Directions for this task
Your copy should hold every record verbatim and none of the pictures.

Website and app data records:
⁂

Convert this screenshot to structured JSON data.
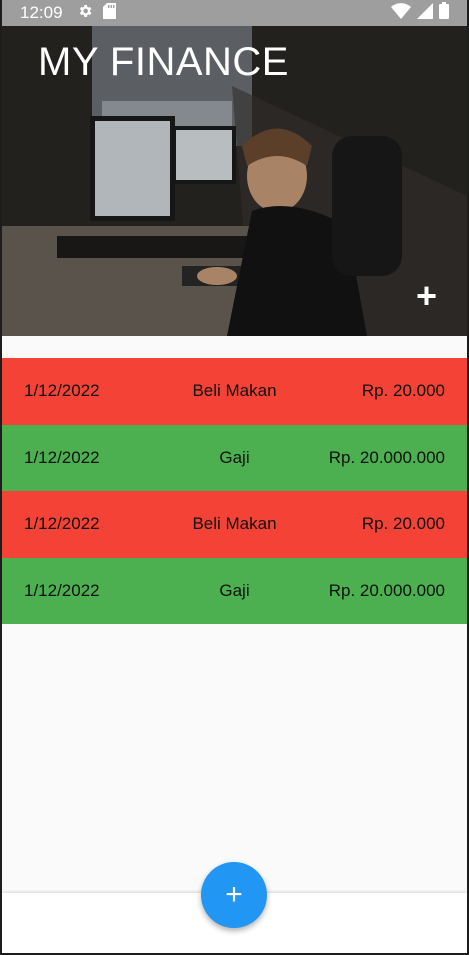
{
  "status_bar": {
    "time": "12:09",
    "icons_left": [
      "gear-icon",
      "sd-card-icon"
    ],
    "icons_right": [
      "wifi-icon",
      "signal-icon",
      "battery-icon"
    ]
  },
  "header": {
    "title": "MY FINANCE",
    "add_glyph": "+"
  },
  "transactions": [
    {
      "date": "1/12/2022",
      "description": "Beli Makan",
      "amount": "Rp. 20.000",
      "type": "expense"
    },
    {
      "date": "1/12/2022",
      "description": "Gaji",
      "amount": "Rp. 20.000.000",
      "type": "income"
    },
    {
      "date": "1/12/2022",
      "description": "Beli Makan",
      "amount": "Rp. 20.000",
      "type": "expense"
    },
    {
      "date": "1/12/2022",
      "description": "Gaji",
      "amount": "Rp. 20.000.000",
      "type": "income"
    }
  ],
  "fab": {
    "glyph": "+"
  },
  "colors": {
    "expense": "#f44336",
    "income": "#4caf50",
    "fab": "#2196f3",
    "status_bar": "#9e9e9e"
  }
}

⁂

Exercise output
Convert this screenshot to structured JSON data.
{
  "status_bar": {
    "time": "12:09",
    "icons_left": [
      "gear-icon",
      "sd-card-icon"
    ],
    "icons_right": [
      "wifi-icon",
      "signal-icon",
      "battery-icon"
    ]
  },
  "header": {
    "title": "MY FINANCE",
    "add_glyph": "+"
  },
  "transactions": [
    {
      "date": "1/12/2022",
      "description": "Beli Makan",
      "amount": "Rp. 20.000",
      "type": "expense"
    },
    {
      "date": "1/12/2022",
      "description": "Gaji",
      "amount": "Rp. 20.000.000",
      "type": "income"
    },
    {
      "date": "1/12/2022",
      "description": "Beli Makan",
      "amount": "Rp. 20.000",
      "type": "expense"
    },
    {
      "date": "1/12/2022",
      "description": "Gaji",
      "amount": "Rp. 20.000.000",
      "type": "income"
    }
  ],
  "fab": {
    "glyph": "+"
  },
  "colors": {
    "expense": "#f44336",
    "income": "#4caf50",
    "fab": "#2196f3",
    "status_bar": "#9e9e9e"
  }
}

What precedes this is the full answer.